by John Chapman

One night in 2011, 17-year-old Billy Ray Shirley III and some friends went to a party at a “club” in Tacoma, Washington to offer someone a ride home. They stayed at the party for a while when it turned out their help wasn’t needed. At some point, a fight broke out and Shirley was fatally shot in the back as he tried to leave.

The teenager’s estate sued Bill’s Towing and Garage and Kollected Souls Security last year. The lawsuit contended Bill’s Towing improperly allowed a property it owned to be used as an illegal nightclub and that Kollected Souls did not provide adequate security at events held at the club. A motorcycle club called the Global Grinders had allegedly thrown at least two parties at the warehouse that resulted in deadly shootings. After a nearly two-week trial, a Pierce County jury awarded $390,000 in damages to the estate.

Bill’s Towing argued it was not responsible for the actions of the people who rented the property, had warned them previously to stop throwing parties there, and immediately cancelled their lease upon learning of Shirley’s death. On the other hand, lawyers for Shirley’s estate contended that Bill’s Towing should be held responsible because it knew of the illegal nightclub but did nothing to stop it and “instead simply collected profits” from renting out its space.

Inadequate Security and Negligent Security Lawsuits

Business and property owners have an obligation to provide a reasonably safe environment for their guests and customers. Generally speaking, a business or property owner is not liable for injuries or death resulting from a crime just because it was committed at their business or on their property.

However, if there was something about the crime that made it foreseeable, if there has been a pattern of such crime in the area, or if the nature of the business makes it particularly susceptible to such a crime, the law will impose a duty for the business or owner to take reasonable security measures to prevent or deter such crime. Inadequate security or negligent security lawsuits typically involve the failure of business proprietors, such as mall and shopping center operators, apartment and residential rental housing owners, hotels, motels, restaurants and others, to take reasonable security measures that should have been taken under the circumstances for the protection of their guests and customers.

If you or someone you know has been injured, or if you lost a loved one, as a result of a crime, a property owner, apartment complex, landlord, club, bar, restaurant or shopping center may be partially responsible. You need an experienced and knowledgeable law firm that can guide you through the legal process and obtain maximum compensation on your behalf. Our lawyers approach every case with the assumption it will be tried to a jury. Whether it’s hiring the right experts, obtaining the necessary records, interviewing the key witnesses or helping our clients get the medical care they need, our meticulous attention to detail ensures that our clients achieve maximum value for their claim.

In addition, Heygood, Orr & Pearson is AV-rated, the highest legal and ethical rating available from the leading law firm rating service.

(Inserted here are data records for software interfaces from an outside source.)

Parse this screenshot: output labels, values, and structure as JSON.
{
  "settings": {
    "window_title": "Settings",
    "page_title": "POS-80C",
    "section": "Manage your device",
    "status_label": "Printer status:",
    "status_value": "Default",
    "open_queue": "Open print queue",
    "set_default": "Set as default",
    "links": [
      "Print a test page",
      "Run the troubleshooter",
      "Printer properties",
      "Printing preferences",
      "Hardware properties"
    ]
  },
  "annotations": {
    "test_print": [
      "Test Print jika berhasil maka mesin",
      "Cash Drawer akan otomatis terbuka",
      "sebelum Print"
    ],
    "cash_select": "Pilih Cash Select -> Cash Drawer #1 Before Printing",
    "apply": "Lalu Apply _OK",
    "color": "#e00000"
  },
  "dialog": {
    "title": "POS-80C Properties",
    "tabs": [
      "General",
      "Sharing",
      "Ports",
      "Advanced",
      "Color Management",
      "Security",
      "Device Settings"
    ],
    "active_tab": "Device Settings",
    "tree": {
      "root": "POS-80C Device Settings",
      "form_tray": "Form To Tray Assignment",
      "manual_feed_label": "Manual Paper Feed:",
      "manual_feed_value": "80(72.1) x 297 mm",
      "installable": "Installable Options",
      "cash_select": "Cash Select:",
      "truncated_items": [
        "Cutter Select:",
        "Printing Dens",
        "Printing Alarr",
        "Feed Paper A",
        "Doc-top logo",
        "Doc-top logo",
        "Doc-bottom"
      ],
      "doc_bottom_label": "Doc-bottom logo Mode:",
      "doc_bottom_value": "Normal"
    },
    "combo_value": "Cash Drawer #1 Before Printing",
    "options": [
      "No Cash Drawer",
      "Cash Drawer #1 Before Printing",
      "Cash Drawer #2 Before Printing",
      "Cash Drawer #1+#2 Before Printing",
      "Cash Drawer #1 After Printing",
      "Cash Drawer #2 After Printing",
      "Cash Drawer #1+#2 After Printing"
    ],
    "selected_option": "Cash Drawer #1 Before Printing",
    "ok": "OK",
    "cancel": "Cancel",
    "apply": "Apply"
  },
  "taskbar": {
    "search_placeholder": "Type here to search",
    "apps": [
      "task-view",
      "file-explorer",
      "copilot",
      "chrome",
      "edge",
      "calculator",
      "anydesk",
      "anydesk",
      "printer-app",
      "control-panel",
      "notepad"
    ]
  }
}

Our partners Michael Heygood, Jim Orr, and Eric Pearson are all Board Certified in Personal Injury Trial Law by the Texas Board of Legal Specialization. Mr. Heygood and Mr. Orr are additionally Board Certified in Civil Trial Advocacy Law by the National Board of Trial Advocacy. Our partners been voted by their peers as “Super Lawyers” in the state of Texas for several years in a row.*

Contact our attorneys for a free consultation to learn more about your legal rights. You can reach us by calling toll-free at 1-877-446-9001, or by filling out the free case evaluation form located on this website.


Michael Heygood, James Craig Orr, Jr. and Eric Pearson were selected to the Super Lawyers List, a Thomson Reuters publication, for the years 2003 through 2014.